In today’s gospel Matthew (14:22-36), Jesus invites Peter to walk with him on the waters. Peter accepts the invitation, but midway through his walk, Peter doubts Jesus’ command and begins to go under until Jesus pulls him out. Jesus goes on to chide Peter: “O you of little faith, why did you doubt?” (Matthew 14:31b).

Why are their reactions so different? .

Today’s scriptures are meant to contrast Jeremiah’s and Peter’s trust in the Lord; not to measure their righteousness, but to celebrate their humanity and to offer us hope.

Regardless of where we stand in relationship with the Lord, there are occasional failures and successes. Nonetheless, if we persevere and always ask: “Lord, teach me your statutes” (Psalm 119:68b), the Lord will show us how to trust in him as he taught Jeremiah and Peter.

— God, I give my heart to you this day; may you will it to please you.–

We Always Come First

When Jesus heard of the death of John the Baptist, he withdrew in a boat to a deserted place by himself. The crowds heard of this and followed him on foot from their towns.
When he disembarked and saw the vast crowd, his heart was moved with pity for them, and he cured their sick.” (Matthew 14:13)

How would have you reacted if, in the moment of mourning a friend, people interrupted you so they could be healed? Many of us would have asked for privacy or maybe we would have been too sad to help others, or maybe we would have been angry by people’s lack of consideration. I think we would have been understanding of Jesus if he felt those emotions. We can see from his actions that his love is not like our love. We always come first and nothing can separate us from this love, not even John’s murder. That’s the message of today’s gospel (Matthew 14:13-21).

As the Apostle Paul explains in the epistle to the Romans: “What will separate us from the love of Christ? Will anguish, or distress, or persecution, or famine, or nakedness, or peril, or the sword? No, in all these things we conquer overwhelmingly through him who loved us” (Romans 8:35). Jesus will always be there for us. As is it written in today’s Psalm “The hand of the Lord feeds us; he answers all our needs” (Psalm 145:cf.16).

The depths of Jesus’ love for us are unknown. The Prophet Isaiah alludes to this when he says: “All you who are thirsty, come to the water! You who have no money, come, receive grain and eat; Come, without paying and without cost” (Isaiah 55:1). These are not empty words. As we experience in today’s gospel, these words are fulfilled in the miracle of the loaves bread and fish.

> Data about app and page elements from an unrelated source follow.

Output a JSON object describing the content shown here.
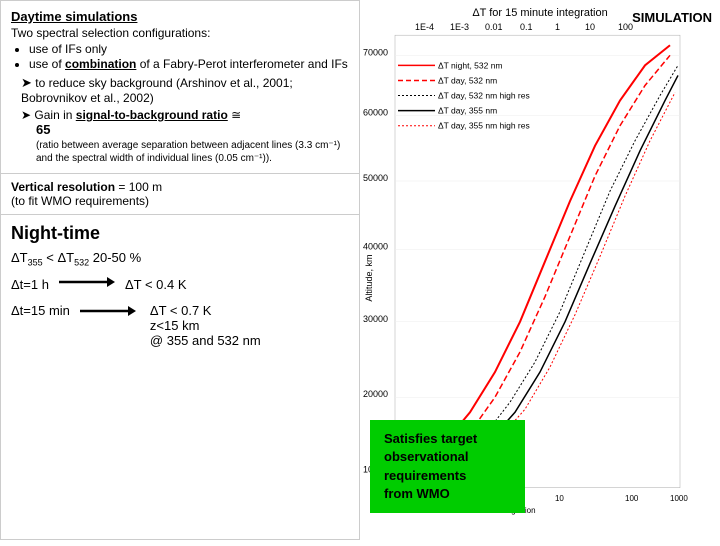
{
  "left": {
    "top": {
      "title": "Daytime simulations",
      "subtitle": "Two spectral selection configurations:",
      "bullet1": "use of IFs only",
      "bullet2_prefix": "use of ",
      "bullet2_combo": "combination",
      "bullet2_suffix": " of a Fabry-Perot",
      "bullet2_line2_prefix": "interferometer ",
      "bullet2_and": "and",
      "bullet2_line2_suffix": " IFs",
      "reduce_prefix": "to reduce sky background ",
      "reduce_cite": "(Arshinov et al., 2001; Bobrovnikov et al., 2002)",
      "gain_prefix": "Gain in ",
      "gain_sig": "signal-to-background ratio",
      "gain_suffix": " ≅",
      "gain_num": "65",
      "gain_detail": "(ratio between average separation between adjacent lines (3.3 cm⁻¹) and the spectral width of individual lines (0.05 cm⁻¹))."
    },
    "resolution": {
      "line1": "Vertical resolution = 100 m",
      "line2": "(to fit WMO requirements)"
    },
    "bottom": {
      "night_title": "Night-time",
      "formula": "ΔT₃₅₅ < ΔT₅₃₂ 20-50 %",
      "row1_left": "Δt=1 h",
      "row1_right": "ΔT < 0.4 K",
      "row2_left": "Δt=15 min",
      "row2_val1": "ΔT < 0.7 K",
      "row2_val2": "z<15 km",
      "row2_val3": "@ 355 and 532 nm"
    }
  },
  "right": {
    "simulation_label": "SIMULATION",
    "chart_title": "ΔT for 15 minute integration",
    "satisfies": {
      "line1": "Satisfies target",
      "line2": "observational",
      "line3": "requirements",
      "line4": "from WMO"
    },
    "legend": [
      {
        "style": "solid_red",
        "label": "ΔT night, 532 nm"
      },
      {
        "style": "dashed_red",
        "label": "ΔT day, 532 nm"
      },
      {
        "style": "dotted_black",
        "label": "ΔT day, 532 nm high res"
      },
      {
        "style": "solid_black",
        "label": "ΔT day, 355 nm"
      },
      {
        "style": "dotted_red",
        "label": "ΔT day, 355 nm high res"
      }
    ]
  }
}
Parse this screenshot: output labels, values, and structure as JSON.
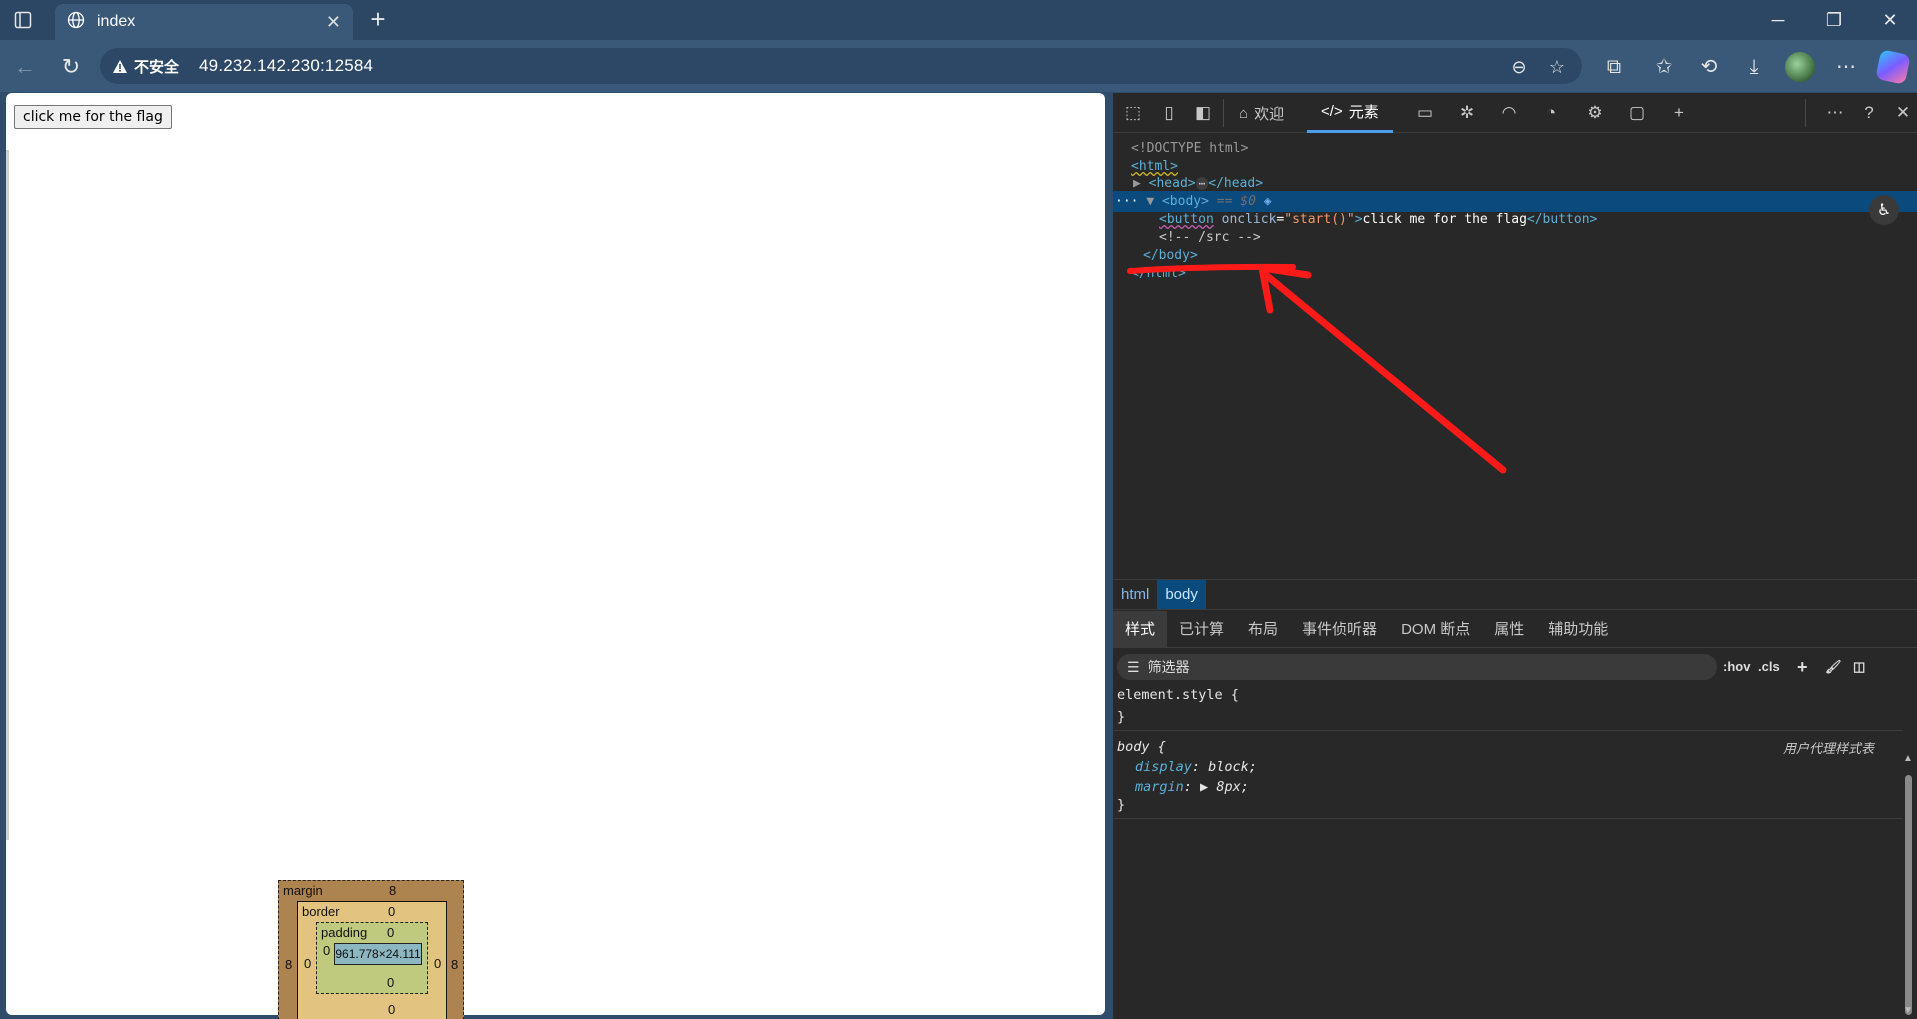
{
  "browser": {
    "tab_title": "index",
    "security_label": "不安全",
    "url": "49.232.142.230:12584"
  },
  "page": {
    "button_label": "click me for the flag"
  },
  "devtools": {
    "tabs": {
      "welcome": "欢迎",
      "elements": "元素"
    },
    "dom": {
      "doctype": "<!DOCTYPE html>",
      "html_open": "<html>",
      "head_open": "<head>",
      "head_close": "</head>",
      "body_open": "<body>",
      "body_ref": "== $0",
      "button_open": "<button",
      "button_attr": "onclick",
      "button_attr_value": "\"start()\"",
      "button_gt": ">",
      "button_text": "click me for the flag",
      "button_close": "</button>",
      "comment": "<!-- /src -->",
      "body_close": "</body>",
      "html_close": "</html>"
    },
    "breadcrumbs": [
      "html",
      "body"
    ],
    "style_tabs": [
      "样式",
      "已计算",
      "布局",
      "事件侦听器",
      "DOM 断点",
      "属性",
      "辅助功能"
    ],
    "filter_placeholder": "筛选器",
    "filter_tools": {
      "hov": ":hov",
      "cls": ".cls"
    },
    "styles": {
      "element_style_selector": "element.style {",
      "close_brace": "}",
      "body_selector": "body {",
      "ua_label": "用户代理样式表",
      "props": [
        {
          "name": "display",
          "value": "block;"
        },
        {
          "name": "margin",
          "value": "8px;"
        }
      ]
    },
    "box_model": {
      "margin_label": "margin",
      "margin_top": "8",
      "margin_left": "8",
      "margin_right": "8",
      "border_label": "border",
      "border_top": "0",
      "border_left": "0",
      "border_right": "0",
      "padding_label": "padding",
      "padding_top": "0",
      "padding_left": "0",
      "padding_right": "0",
      "padding_bottom": "0",
      "border_bottom": "0",
      "content_size": "961.778×24.111"
    }
  },
  "colors": {
    "annotation": "#ff1a1a",
    "selection": "#0b4a7c"
  }
}
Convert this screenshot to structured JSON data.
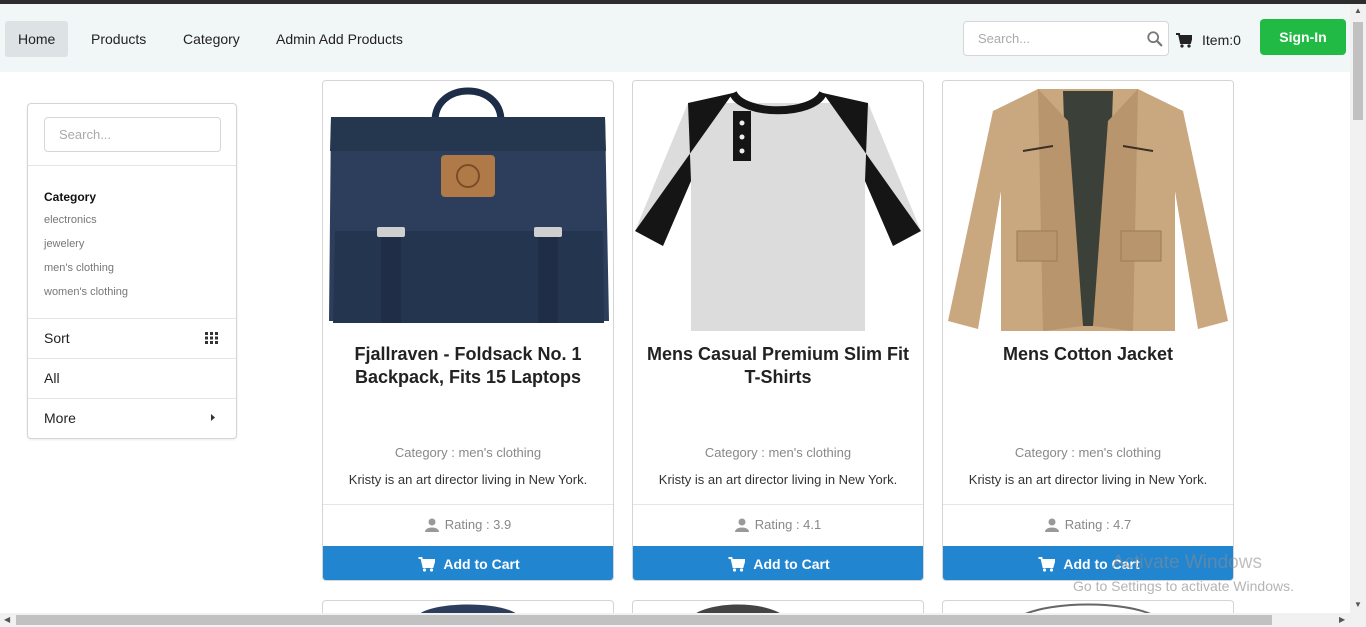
{
  "nav": {
    "items": [
      "Home",
      "Products",
      "Category",
      "Admin Add Products"
    ],
    "search_placeholder": "Search...",
    "cart_label": "Item:0",
    "signin_label": "Sign-In"
  },
  "sidebar": {
    "search_placeholder": "Search...",
    "category_title": "Category",
    "categories": [
      "electronics",
      "jewelery",
      "men's clothing",
      "women's clothing"
    ],
    "sort_label": "Sort",
    "all_label": "All",
    "more_label": "More"
  },
  "products": [
    {
      "title": "Fjallraven - Foldsack No. 1 Backpack, Fits 15 Laptops",
      "category": "Category : men's clothing",
      "description": "Kristy is an art director living in New York.",
      "rating": "Rating : 3.9",
      "button": "Add to Cart"
    },
    {
      "title": "Mens Casual Premium Slim Fit T-Shirts",
      "category": "Category : men's clothing",
      "description": "Kristy is an art director living in New York.",
      "rating": "Rating : 4.1",
      "button": "Add to Cart"
    },
    {
      "title": "Mens Cotton Jacket",
      "category": "Category : men's clothing",
      "description": "Kristy is an art director living in New York.",
      "rating": "Rating : 4.7",
      "button": "Add to Cart"
    }
  ],
  "watermark": {
    "line1": "Activate Windows",
    "line2": "Go to Settings to activate Windows."
  },
  "colors": {
    "signin": "#21ba45",
    "add_to_cart": "#2185d0",
    "navbar_bg": "#f1f6f6"
  }
}
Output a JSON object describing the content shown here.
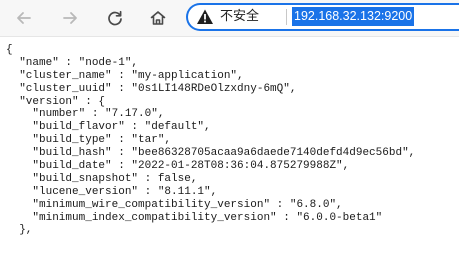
{
  "browser": {
    "security_label": "不安全",
    "url": "192.168.32.132:9200"
  },
  "json_lines": [
    "{",
    "  \"name\" : \"node-1\",",
    "  \"cluster_name\" : \"my-application\",",
    "  \"cluster_uuid\" : \"0s1LI148RDeOlzxdny-6mQ\",",
    "  \"version\" : {",
    "    \"number\" : \"7.17.0\",",
    "    \"build_flavor\" : \"default\",",
    "    \"build_type\" : \"tar\",",
    "    \"build_hash\" : \"bee86328705acaa9a6daede7140defd4d9ec56bd\",",
    "    \"build_date\" : \"2022-01-28T08:36:04.875279988Z\",",
    "    \"build_snapshot\" : false,",
    "    \"lucene_version\" : \"8.11.1\",",
    "    \"minimum_wire_compatibility_version\" : \"6.8.0\",",
    "    \"minimum_index_compatibility_version\" : \"6.0.0-beta1\"",
    "  },"
  ]
}
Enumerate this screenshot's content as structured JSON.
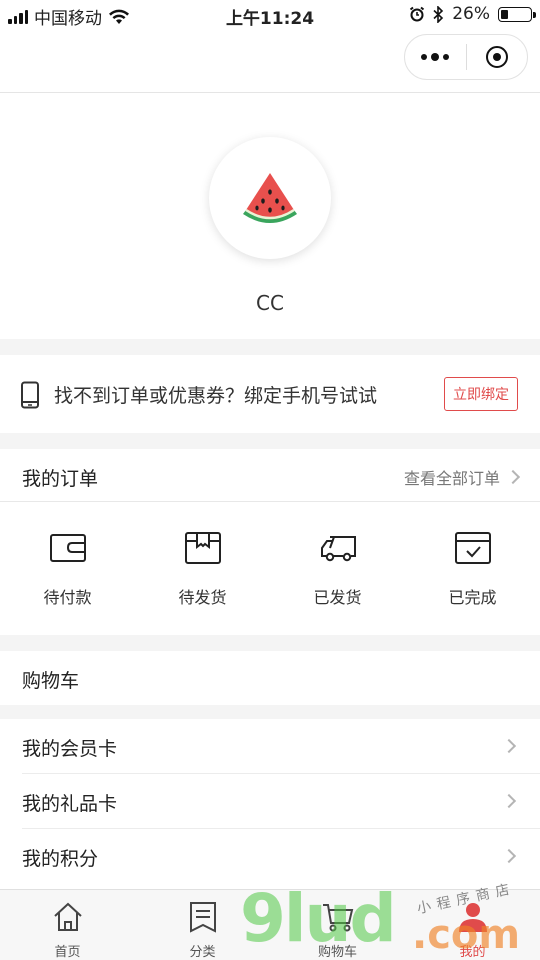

We must be careful, however, not to misconstrue Christ’s love for us as a cheap commodity that we can buy and throw away. Yes, his love is there for the taking, but we must do our part to justify it. What may that be? “Heed me, and you shall eat well, you shall delight in rich fare. Come to me heedfully, listen, that you may have life” (Isaiah 55:2-3) God does not force himself on us, we must heed his words to receive his love.


— God, I give my heart to you this day; may you will it to please you.–


Friends in High Places

But the hand of Ahikam, son of Shaphan, protected Jeremiah, so they did not hand him over to the people to be put to death (Jeremiah 26:24).

In today’s readings, we witness the advantage of having friends in high places. From the Old Testament (Jeremiah 26:11-16, 24), we hear about threats of death to Jeremiah. However, his life is saved by Ahikam whose father was Shaphan; an influential official in the reign of Josiah, King of Judah.

In today’s gospel (Mathew 14:1-12), we hear about the murder of John the Baptist by Herod Antipas. John was a simple man who “wore clothing made of camel’s hair…His food was locust and wild honey” (Matthew 3:4). On the other hand, Herod was the tetrarch of Galilee; a powerful man who enjoyed all the luxury of earthly pleasures.

At first glance it seems that John the Baptist lacked friends in high places. However, this couldn’t be further from the truth because when John poured water from the Jordan River on Jesus, he befriended the most powerful king, the cornerstone of God’s dwelling place. By doing so, it was John whom like David slayed the giant with a single stone, thus saving himself and us from eternal death.

— God, I give my heart to you this day; may you will it to please you.–